(Records from a data source)

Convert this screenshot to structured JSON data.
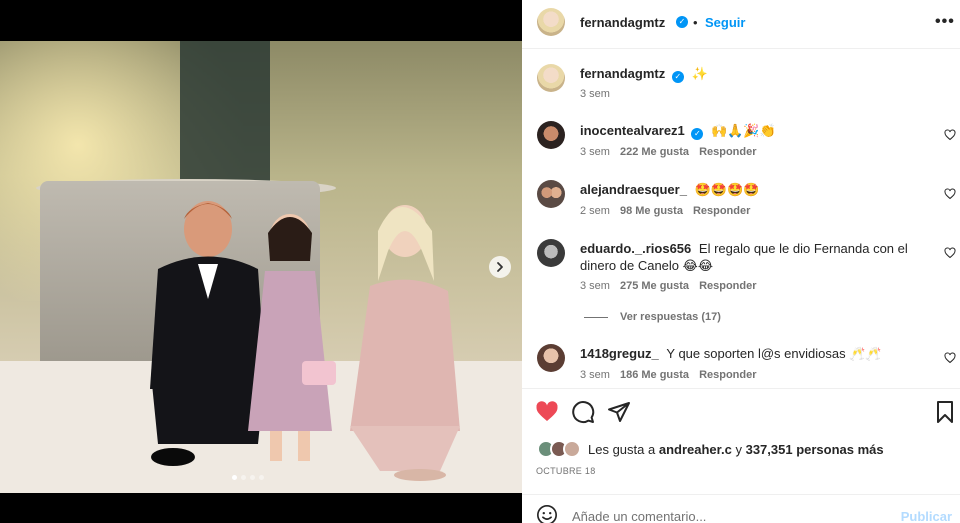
{
  "post": {
    "author": "fernandagmtz",
    "follow_label": "Seguir",
    "separator": "•",
    "more_label": "•••",
    "caption": "✨",
    "caption_time": "3 sem"
  },
  "comments": [
    {
      "user": "inocentealvarez1",
      "verified": true,
      "text": "🙌🙏🎉👏",
      "time": "3 sem",
      "likes": "222 Me gusta",
      "reply": "Responder"
    },
    {
      "user": "alejandraesquer_",
      "verified": false,
      "text": "🤩🤩🤩🤩",
      "time": "2 sem",
      "likes": "98 Me gusta",
      "reply": "Responder"
    },
    {
      "user": "eduardo._.rios656",
      "verified": false,
      "text": "El regalo que le dio Fernanda con el dinero de Canelo 😂😂",
      "time": "3 sem",
      "likes": "275 Me gusta",
      "reply": "Responder",
      "view_replies": "Ver respuestas (17)"
    },
    {
      "user": "1418greguz_",
      "verified": false,
      "text": "Y que soporten l@s envidiosas 🥂🥂",
      "time": "3 sem",
      "likes": "186 Me gusta",
      "reply": "Responder"
    }
  ],
  "likes": {
    "prefix": "Les gusta a",
    "user": "andreaher.c",
    "connector": "y",
    "count": "337,351 personas más"
  },
  "date": "OCTUBRE 18",
  "add_comment": {
    "placeholder": "Añade un comentario...",
    "publish": "Publicar"
  },
  "carousel": {
    "count": 4,
    "active": 1
  },
  "colors": {
    "like_red": "#ed4956",
    "link_blue": "#0095f6",
    "publish_disabled": "#b3dbff"
  }
}
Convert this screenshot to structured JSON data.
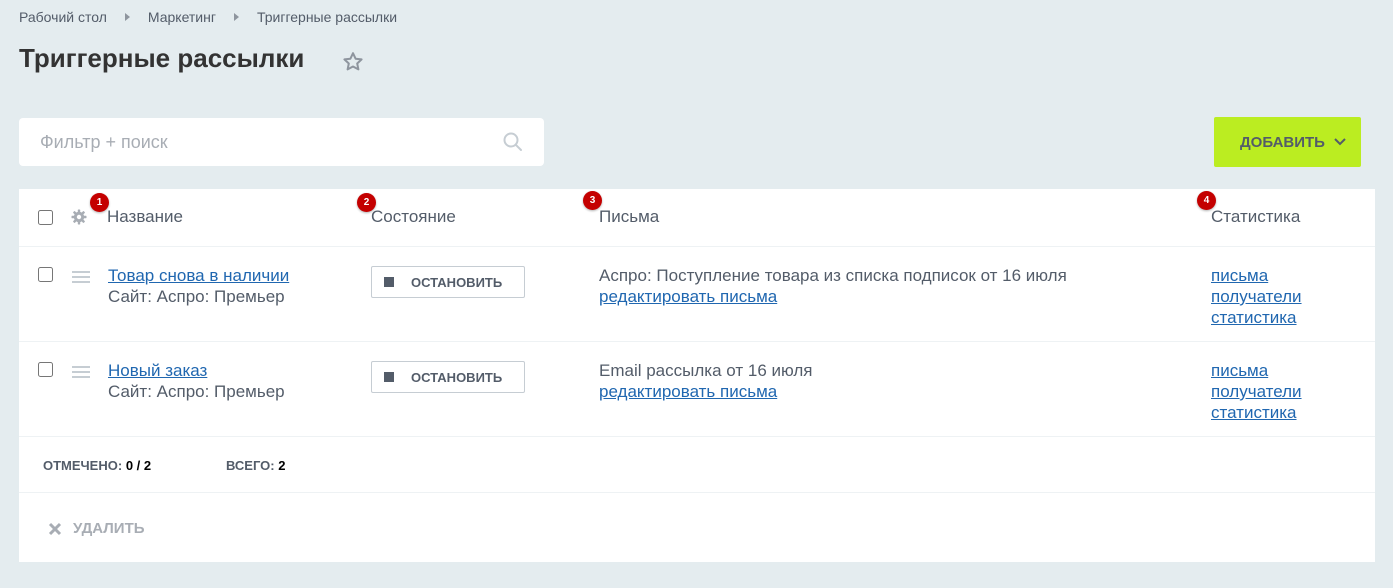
{
  "breadcrumb": {
    "items": [
      "Рабочий стол",
      "Маркетинг",
      "Триггерные рассылки"
    ]
  },
  "page": {
    "title": "Триггерные рассылки"
  },
  "filter": {
    "placeholder": "Фильтр + поиск",
    "value": ""
  },
  "toolbar": {
    "add_label": "ДОБАВИТЬ"
  },
  "grid": {
    "columns": [
      {
        "label": "Название",
        "badge": "1"
      },
      {
        "label": "Состояние",
        "badge": "2"
      },
      {
        "label": "Письма",
        "badge": "3"
      },
      {
        "label": "Статистика",
        "badge": "4"
      }
    ],
    "rows": [
      {
        "name": "Товар снова в наличии",
        "site": "Сайт: Аспро: Премьер",
        "state_button": "ОСТАНОВИТЬ",
        "letters": "Аспро: Поступление товара из списка подписок от 16 июля",
        "edit_letters": "редактировать письма",
        "stats": [
          "письма",
          "получатели",
          "статистика"
        ]
      },
      {
        "name": "Новый заказ",
        "site": "Сайт: Аспро: Премьер",
        "state_button": "ОСТАНОВИТЬ",
        "letters": "Email рассылка от 16 июля",
        "edit_letters": "редактировать письма",
        "stats": [
          "письма",
          "получатели",
          "статистика"
        ]
      }
    ],
    "footer": {
      "selected_label": "ОТМЕЧЕНО:",
      "selected_value": "0 / 2",
      "total_label": "ВСЕГО:",
      "total_value": "2"
    },
    "actions": {
      "delete_label": "УДАЛИТЬ"
    }
  },
  "colors": {
    "background": "#e4ecef",
    "accent_button": "#bbed21",
    "link": "#2067b0",
    "badge": "#c40000"
  },
  "icons": {
    "favorite": "star-icon",
    "search": "search-icon",
    "dropdown": "chevron-down-icon",
    "settings": "gear-icon",
    "drag": "drag-handle-icon",
    "stop": "stop-icon",
    "delete": "close-icon"
  }
}
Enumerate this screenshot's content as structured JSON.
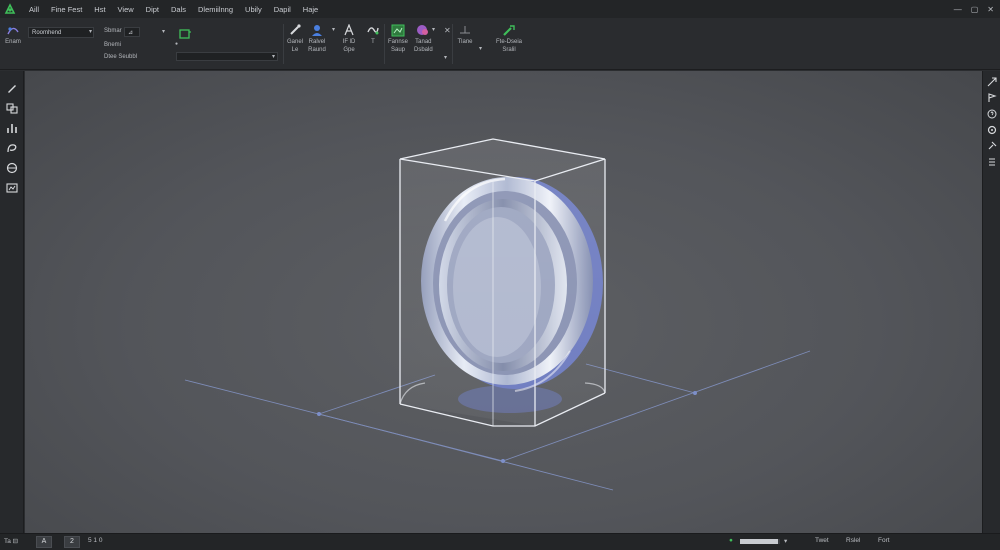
{
  "menubar": {
    "items": [
      "Aill",
      "Fine Fest",
      "Hst",
      "View",
      "Dipt",
      "Dals",
      "Dlemiilnng",
      "Ubily",
      "Dapil",
      "Haje"
    ]
  },
  "window_controls": {
    "minimize": "—",
    "maximize": "▢",
    "close": "✕"
  },
  "ribbon": {
    "frame_label": "Enam",
    "mode_field": "Roomhend",
    "small_labels": [
      "Sbmar",
      "Bnemi",
      "Dtee Seubbl"
    ],
    "small_field": "⊿",
    "group_a": {
      "line1": "Ganel",
      "line2": "Le"
    },
    "group_b": {
      "line1": "Ralvel",
      "line2": "Raund"
    },
    "group_c": {
      "line1": "IF lD",
      "line2": "Gpe"
    },
    "group_d": {
      "line1": "T"
    },
    "group_e": {
      "line1": "Fannse",
      "line2": "Saup"
    },
    "group_f": {
      "line1": "Tanad",
      "line2": "Dsbald"
    },
    "group_g": {
      "line1": "Tlane"
    },
    "group_h": {
      "line1": "Fte-Dseia",
      "line2": "Sralil"
    }
  },
  "statusbar": {
    "left_text": "Ta ⊟",
    "box_a": "A",
    "box_b": "2",
    "small_text": "5 1 0",
    "progress_value": 0.95,
    "right_items": [
      "Twet",
      "Rslel",
      "Fort"
    ]
  },
  "colors": {
    "accent_green": "#3fbf5a",
    "accent_blue": "#4a7fe0",
    "accent_purple": "#9b5cc4",
    "viewport_bg": "#56585c",
    "grid_line": "#7d8fc9"
  }
}
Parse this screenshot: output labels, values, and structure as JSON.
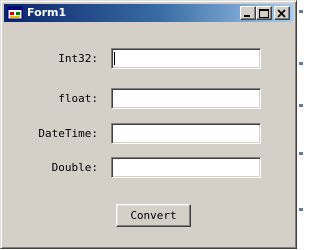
{
  "window": {
    "title": "Form1",
    "icon": "app-form-icon",
    "controls": {
      "minimize_icon": "minimize-icon",
      "maximize_icon": "maximize-icon",
      "close_icon": "close-icon"
    }
  },
  "form": {
    "fields": [
      {
        "label": "Int32:",
        "value": ""
      },
      {
        "label": "float:",
        "value": ""
      },
      {
        "label": "DateTime:",
        "value": ""
      },
      {
        "label": "Double:",
        "value": ""
      }
    ],
    "convert_label": "Convert"
  },
  "colors": {
    "face": "#d4d0c8",
    "title_start": "#0a246a",
    "title_end": "#a6caf0"
  }
}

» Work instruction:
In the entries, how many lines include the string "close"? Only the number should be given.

» Solution to this task:
3